    Recoil mitigation

    The biggest difference between a standard fiberglass stock and the new Blacktooth carbon fiber stock is the level of recoil mitigation. Peak 44 claims the Blacktooth stock curbs recoil through the stock design as well as the 3DHex recoil pad. I can say this is completely true and this lightweight magnum rifle is night and day better to shoot at the range. Now I know the addition of a compensator has a big impact on overall felt recoil, but the combination of a new compensator and stock system makes lightweight Weatherby rifles much more enjoyable for regular use. This reduction in felt recoil takes the .300 Weatherby Magnum and turns it into the felt recoil of a 308 or low-powered 30-06.

    If I had to describe the recoil impulse with the Blacktooth stock, I would say its similar to a 45-70. The 45-70 is enjoyable to shoot depending on what load you’re using, but that steady slow recoil impulse is what Blacktooth stock feels like when firing. Weatherby Magnum cartridges are notorious for having sharp snappy recoil but I think due to the compensator and honeycomb 3D printing, it slows down the recoil making it more enjoyable as a long-range option.

    Field Use

    Recently, I went down to West Texas in search of Axis Deer and Nilgai. I had a mix of walking the hills of West Texas as well as vehicle hunting. The first couple of days we did a good amount of hiking to get into a good position for getting on the elusive Axis deer. While I was climbing up the steep hills of West Texas, I was incredibly thankful for the weight of the Mark V Ultralite with the Peak 44 Blacktooth stock.

    The other two hunters I was with had a Browning A-Bolt while the other had a relatively heavy AR10 which slowed him down as the mornings went on. Having the ability to be mobile made a substantial difference which ultimately made my hunt more enjoyable since I wasn’t struggling to haul my rifle around. This style of hunting was when the Blacktooth stock in combination with the Mark V truly made sense. Having a lightweight rifle to hit the difficult terrain makes a big difference when you are hiking up and down mountains for multiple days. They say ounces equal pounds and this setup gives the hunter or shooter a lightweight option taking weight and bulk out of your rifle to make your life just a tad easier.

    Overall Thoughts

    So after 3 months of living with the Blacktooth stock, would I recommend it for hunters or magnum rifle shooters? The short answer is absolutely, without any hesitation. I will admit I truly hated shooting my unported Mark V Ultralite when zeroing it for hunting or just taking it out. After getting the barrel threaded for a compensator and adding the Blacktooth stock, I can honestly say this has turned into my favorite long-range hunting rifle. Some may say it’s a bit expensive, but you have to keep in mind a fiberglass McMillian game hunter stock is roughly $650-750 depending on the action and setup. When looking at the comparison, the Blacktooth stock from Peak 44 offers a great deal of value compared to something like the old McMillian stock I had on my Mark V.

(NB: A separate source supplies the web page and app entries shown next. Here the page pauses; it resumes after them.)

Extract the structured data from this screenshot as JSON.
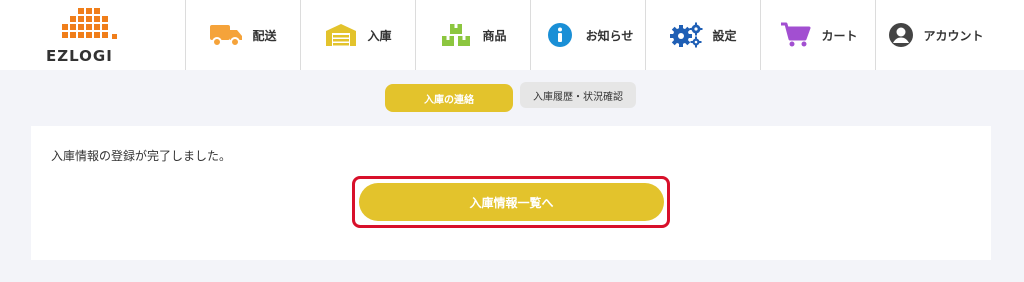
{
  "brand": {
    "name": "EZLOGI",
    "accent": "#e3c32c",
    "logo_color": "#f07e1a"
  },
  "nav": [
    {
      "label": "配送",
      "icon": "truck-icon",
      "color": "#f5a33a"
    },
    {
      "label": "入庫",
      "icon": "warehouse-icon",
      "color": "#e3c32c"
    },
    {
      "label": "商品",
      "icon": "boxes-icon",
      "color": "#8cc63f"
    },
    {
      "label": "お知らせ",
      "icon": "info-icon",
      "color": "#1a8fd6"
    },
    {
      "label": "設定",
      "icon": "gears-icon",
      "color": "#1f5fb5"
    },
    {
      "label": "カート",
      "icon": "cart-icon",
      "color": "#a24fd1"
    },
    {
      "label": "アカウント",
      "icon": "account-icon",
      "color": "#444444"
    }
  ],
  "subtabs": {
    "active": "入庫の連絡",
    "other": "入庫履歴・状況確認"
  },
  "panel": {
    "message": "入庫情報の登録が完了しました。",
    "button_label": "入庫情報一覧へ"
  }
}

    Let me know what you guys think of the Blacktooth carbon fiber stock in the comments below. Is it an innovation for hunting rifles or is it just a gimmick for the price? I would love to hear your opinion down in the comments below so be sure to jump in and leave me your thoughts. If you have questions about the Peak 44 Blacktooth stock or just firearms in general, feel free to shoot me a message on Instagram @fridgeoperator. Stay safe out there!

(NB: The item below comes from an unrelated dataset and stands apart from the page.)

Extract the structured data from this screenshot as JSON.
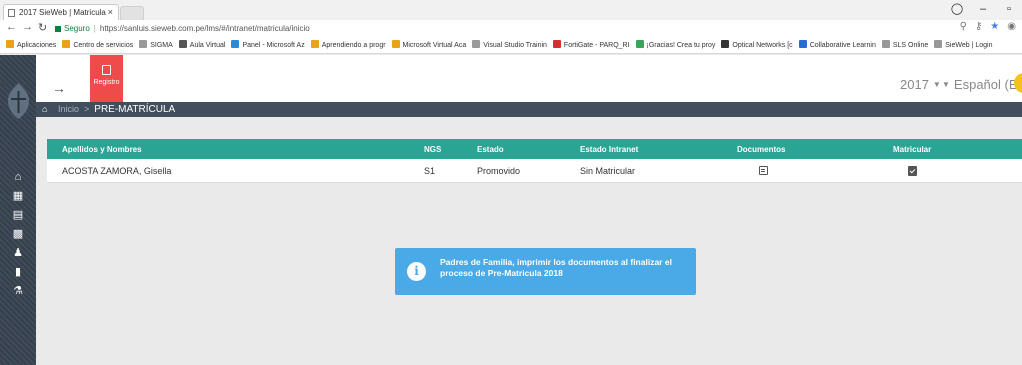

    I’m an avid shooter and love educating whether it’s at my job or in the shooting community. I’m an average joe that really loves talking with other people about firearms and other passions.
    I’m active on Instagram on @fridgeoperator.